Posted byon July 23, 2014 4:05 PM
By Guest Author: Indy Luis
As a student getting started on the Multiple Subject Credential (Elementary School) CORE track at Sonoma State, you get to spend two days getting hands on experience as a future teacher. Although, with 5 on campus courses at SSU your focus is more on learning the fundamentals for creating lesson plans, being familiar with the theories behind what you are seeing in the classroom, content knowledge, etc.
But when you transition to your semester as a full time student teacher the focus is more on your time inside the classroom 4 1/2 days a week. You truly get to feel what it feels like to get to school early, prepare your classroom, and then spend the day teaching children. You will spend time getting to know your students, learning your classroom management style, your philosophies on teaching, procedures that work best in primary and upper grades, etc. The learning that can be accomplished in one day is endless, especially if you take advantage of every opportunity.
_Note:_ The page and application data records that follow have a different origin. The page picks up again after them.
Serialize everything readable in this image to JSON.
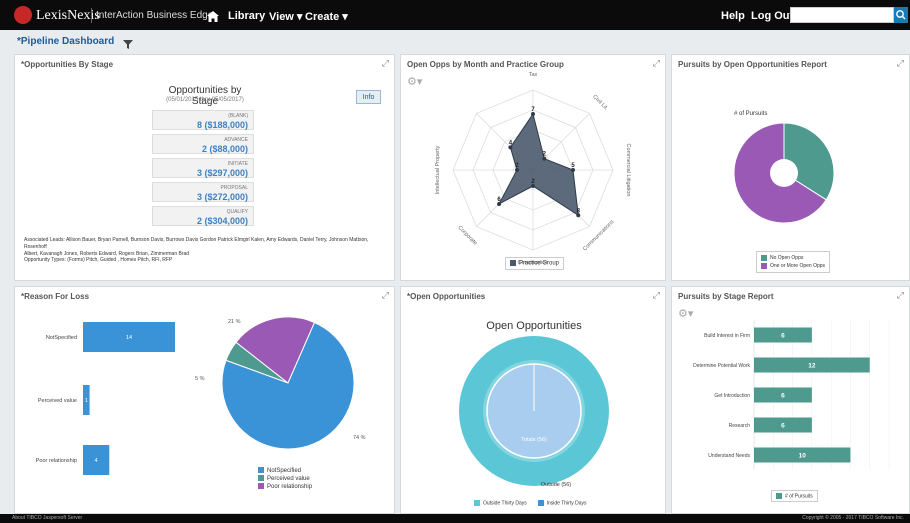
{
  "header": {
    "brand": "LexisNexis",
    "app_name": "InterAction Business Edge",
    "nav": [
      "Library",
      "View ▾",
      "Create ▾"
    ],
    "right_links": [
      "Help",
      "Log Out"
    ],
    "search_placeholder": ""
  },
  "page": {
    "title": "*Pipeline Dashboard"
  },
  "panels": {
    "stages": {
      "title": "*Opportunities By Stage",
      "chart_title": "Opportunities by Stage",
      "date_range": "(05/01/2015 thru 05/05/2017)",
      "info_label": "Info",
      "items": [
        {
          "name": "(BLANK)",
          "value": "8 ($188,000)"
        },
        {
          "name": "ADVANCE",
          "value": "2 ($88,000)"
        },
        {
          "name": "INITIATE",
          "value": "3 ($297,000)"
        },
        {
          "name": "PROPOSAL",
          "value": "3 ($272,000)"
        },
        {
          "name": "QUALIFY",
          "value": "2 ($304,000)"
        }
      ],
      "leads_line1": "Associated Leads: Allison Bauer, Bryan Parnell, Burnson Davis, Burrows Davis Gordon Patrick Elmgirl Kalen, Amy Edwards, Daniel Terry, Johnson Mattson, Rosenhoff",
      "leads_line2": "Albert, Kavanagh Jones, Roberts Edward, Rogers Brian, Zimmerman Brad",
      "types_line": "Opportunity Types: (Forms) Pitch, Guided , Homes Pitch, RFI, RFP"
    },
    "radar": {
      "title": "Open Opps by Month and Practice Group",
      "legend": "Practice Group"
    },
    "pursuits_pie": {
      "title": "Pursuits by Open Opportunities Report",
      "series_label": "# of Pursuits",
      "legend": [
        "No Open Opps",
        "One or More Open Opps"
      ]
    },
    "loss": {
      "title": "*Reason For Loss",
      "pie_labels": [
        "21 %",
        "5 %",
        "74 %"
      ],
      "legend": [
        "NotSpecified",
        "Perceived value",
        "Poor relationship"
      ]
    },
    "open_opps": {
      "title": "*Open Opportunities",
      "chart_title": "Open Opportunities",
      "inner_label": "Totals (56)",
      "outer_label": "Outside (56)",
      "legend": [
        "Outside Thirty Days",
        "Inside Thirty Days"
      ]
    },
    "pursuits_stage": {
      "title": "Pursuits by Stage Report",
      "legend": "# of Pursuits"
    }
  },
  "colors": {
    "teal": "#4e9a8e",
    "purple": "#9b59b6",
    "blue": "#3a93d6",
    "slate": "#4a5a6e",
    "light_cyan": "#5bc7d6",
    "pale_blue": "#a8cdef",
    "link_blue": "#1e5a96"
  },
  "chart_data": [
    {
      "type": "radar",
      "categories": [
        "Tax",
        "Civil Lit.",
        "Commercial Litigation",
        "Communications",
        "Construction",
        "Corporate",
        "Intellectual Property",
        ""
      ],
      "series": [
        {
          "name": "Practice Group",
          "values": [
            7,
            2,
            5,
            8,
            2,
            6,
            2,
            4
          ]
        }
      ]
    },
    {
      "type": "pie",
      "categories": [
        "No Open Opps",
        "One or More Open Opps"
      ],
      "values": [
        34,
        66
      ]
    },
    {
      "type": "bar",
      "orientation": "horizontal",
      "categories": [
        "NotSpecified",
        "Perceived value",
        "Poor relationship"
      ],
      "values": [
        14,
        1,
        4
      ]
    },
    {
      "type": "pie",
      "categories": [
        "NotSpecified",
        "Perceived value",
        "Poor relationship"
      ],
      "values": [
        74,
        5,
        21
      ]
    },
    {
      "type": "pie",
      "categories": [
        "Outside Thirty Days",
        "Inside Thirty Days"
      ],
      "values": [
        56,
        56
      ]
    },
    {
      "type": "bar",
      "orientation": "horizontal",
      "categories": [
        "Build Interest in Firm",
        "Determine Potential Work",
        "Get Introduction",
        "Research",
        "Understand Needs"
      ],
      "values": [
        6,
        12,
        6,
        6,
        10
      ],
      "xlim": [
        0,
        14
      ]
    }
  ],
  "footer": {
    "left": "About TIBCO Jaspersoft Server",
    "right": "Copyright © 2005 - 2017 TIBCO Software Inc."
  }
}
Mondays during your full time student teaching are the days where lots of caffeine is needed. You are inside the classroom from 8 to 12, business as usual. By 12 you're on the road heading towards SSU where you will attend two courses. These courses are re doable, and they are full of useful information, but having full concentration for 6 hours can be challenging.
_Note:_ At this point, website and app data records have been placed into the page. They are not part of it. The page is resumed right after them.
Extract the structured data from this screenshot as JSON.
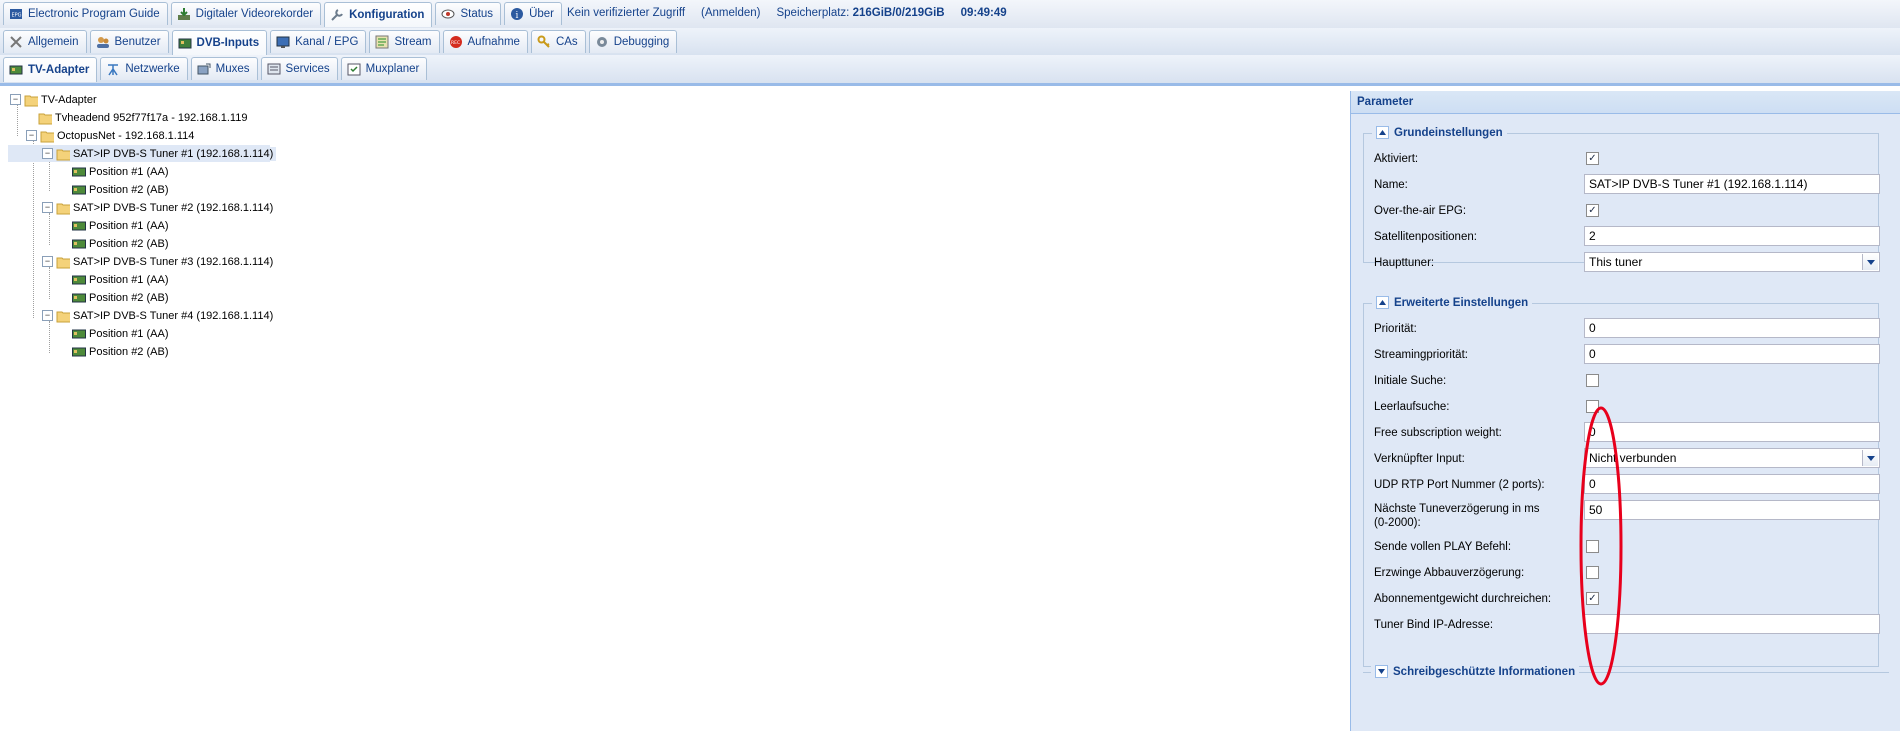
{
  "top_tabs": [
    {
      "label": "Electronic Program Guide",
      "icon": "epg-icon",
      "active": false
    },
    {
      "label": "Digitaler Videorekorder",
      "icon": "download-recorder-icon",
      "active": false
    },
    {
      "label": "Konfiguration",
      "icon": "wrench-icon",
      "active": true
    },
    {
      "label": "Status",
      "icon": "eye-icon",
      "active": false
    },
    {
      "label": "Über",
      "icon": "info-icon",
      "active": false
    }
  ],
  "status": {
    "access": "Kein verifizierter Zugriff",
    "login": "(Anmelden)",
    "storage_label": "Speicherplatz:",
    "storage_value": "216GiB/0/219GiB",
    "clock": "09:49:49"
  },
  "second_tabs": [
    {
      "label": "Allgemein",
      "icon": "tools-icon"
    },
    {
      "label": "Benutzer",
      "icon": "users-icon"
    },
    {
      "label": "DVB-Inputs",
      "icon": "card-icon",
      "active": true
    },
    {
      "label": "Kanal / EPG",
      "icon": "tv-icon"
    },
    {
      "label": "Stream",
      "icon": "stream-icon"
    },
    {
      "label": "Aufnahme",
      "icon": "rec-icon"
    },
    {
      "label": "CAs",
      "icon": "key-icon"
    },
    {
      "label": "Debugging",
      "icon": "bug-icon"
    }
  ],
  "third_tabs": [
    {
      "label": "TV-Adapter",
      "icon": "adapter-icon",
      "active": true
    },
    {
      "label": "Netzwerke",
      "icon": "antenna-icon"
    },
    {
      "label": "Muxes",
      "icon": "mux-icon"
    },
    {
      "label": "Services",
      "icon": "services-icon"
    },
    {
      "label": "Muxplaner",
      "icon": "planner-icon"
    }
  ],
  "tree": {
    "root": "TV-Adapter",
    "host1": "Tvheadend 952f77f17a - 192.168.1.119",
    "host2": "OctopusNet - 192.168.1.114",
    "tuners": [
      {
        "label": "SAT>IP DVB-S Tuner #1 (192.168.1.114)",
        "positions": [
          "Position #1 (AA)",
          "Position #2 (AB)"
        ]
      },
      {
        "label": "SAT>IP DVB-S Tuner #2 (192.168.1.114)",
        "positions": [
          "Position #1 (AA)",
          "Position #2 (AB)"
        ]
      },
      {
        "label": "SAT>IP DVB-S Tuner #3 (192.168.1.114)",
        "positions": [
          "Position #1 (AA)",
          "Position #2 (AB)"
        ]
      },
      {
        "label": "SAT>IP DVB-S Tuner #4 (192.168.1.114)",
        "positions": [
          "Position #1 (AA)",
          "Position #2 (AB)"
        ]
      }
    ]
  },
  "panel": {
    "title": "Parameter",
    "basic": {
      "legend": "Grundeinstellungen",
      "aktiviert": {
        "label": "Aktiviert:",
        "checked": true
      },
      "name": {
        "label": "Name:",
        "value": "SAT>IP DVB-S Tuner #1 (192.168.1.114)"
      },
      "epg": {
        "label": "Over-the-air EPG:",
        "checked": true
      },
      "satpos": {
        "label": "Satellitenpositionen:",
        "value": "2"
      },
      "haupttuner": {
        "label": "Haupttuner:",
        "value": "This tuner"
      }
    },
    "advanced": {
      "legend": "Erweiterte Einstellungen",
      "prioritaet": {
        "label": "Priorität:",
        "value": "0"
      },
      "streamprio": {
        "label": "Streamingpriorität:",
        "value": "0"
      },
      "initiale": {
        "label": "Initiale Suche:",
        "checked": false
      },
      "leerlauf": {
        "label": "Leerlaufsuche:",
        "checked": false
      },
      "freesub": {
        "label": "Free subscription weight:",
        "value": "0"
      },
      "linked": {
        "label": "Verknüpfter Input:",
        "value": "Nicht verbunden"
      },
      "udp": {
        "label": "UDP RTP Port Nummer (2 ports):",
        "value": "0"
      },
      "tunedelay": {
        "label": "Nächste Tuneverzögerung in ms",
        "label2": "(0-2000):",
        "value": "50"
      },
      "play": {
        "label": "Sende vollen PLAY Befehl:",
        "checked": false
      },
      "abbau": {
        "label": "Erzwinge Abbauverzögerung:",
        "checked": false
      },
      "abo": {
        "label": "Abonnementgewicht durchreichen:",
        "checked": true
      },
      "bindip": {
        "label": "Tuner Bind IP-Adresse:",
        "value": ""
      }
    },
    "readonly": {
      "legend": "Schreibgeschützte Informationen"
    }
  },
  "check_glyph": "✓",
  "annotation_color": "#e8001c"
}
Not only is the hands on experience at your school site challenging, but it is also extremely beneficial, and is the most important piece of this program in my opinion. I thoroughly feel like my work in the field was the most important part of my journey to being a credentialed teacher.
The most stressful time of your full time student teaching will be the works prior, during, and after you create, teach, film, and reflect on your PACT lessons. PACT stands for Performance Assessment for Credentialed Teachers, and fulfills a requirement from the State of California's Commission on Teacher Credentialing. To earn a credential, there is a series of skills that you must be able to show. You must design some sort of literacy lesson, film it, and submit all your work to be evaluated by the university. It is something that most all student teachers are able to accomplish and do a fantastic job, and from what I understand all the student teachers in my class did well and passed.
Overall the process during your full time student teaching will be hard, and it will test your strength. Even though it was the hardest thing I went through in relation of my education, I feel like it showed me that I was made to do this. As I was stressing about my PACT lessons, and nervous beyond belief teaching them, I was also nervous about the outcome in my classroom. I wanted my students to learn the literacy skill I was teaching them SO bad. This realization showed me how much I truly was made for educating the members of our future generation. I know that my passion for teaching and learning clearly showed through my work as well, because the entire class was able to succeed in my lessons.
I also feel fortunate to have made this journey through Sonoma State's program with a dedicated staff who were extremely understanding throughout the entire year, as well as a wonderful group of individuals who were also in this journey. Not only do I recommend getting to know your professors, but I also recommend depending on your fellow student teachers at your site and at SSU to get you through this. We should be in this together as a group of future teachers, and helping each other should be part of the deal. It sure was hard at various times during the year as I battled through this program, but anytime I didn't think I could do it, I knew I would have people behind me telling me I could.
Overall I feel that I have learned to become the best teacher I can be in Sonoma State's Multiple Subject Teaching Credential program. I almost gave up multiple times, and it was an extremely difficult process, but I am proud to say I made it. One thing you must remember about this program is that you can and you will get through it, just like many amazing student teachers before you who were also meant to be educators.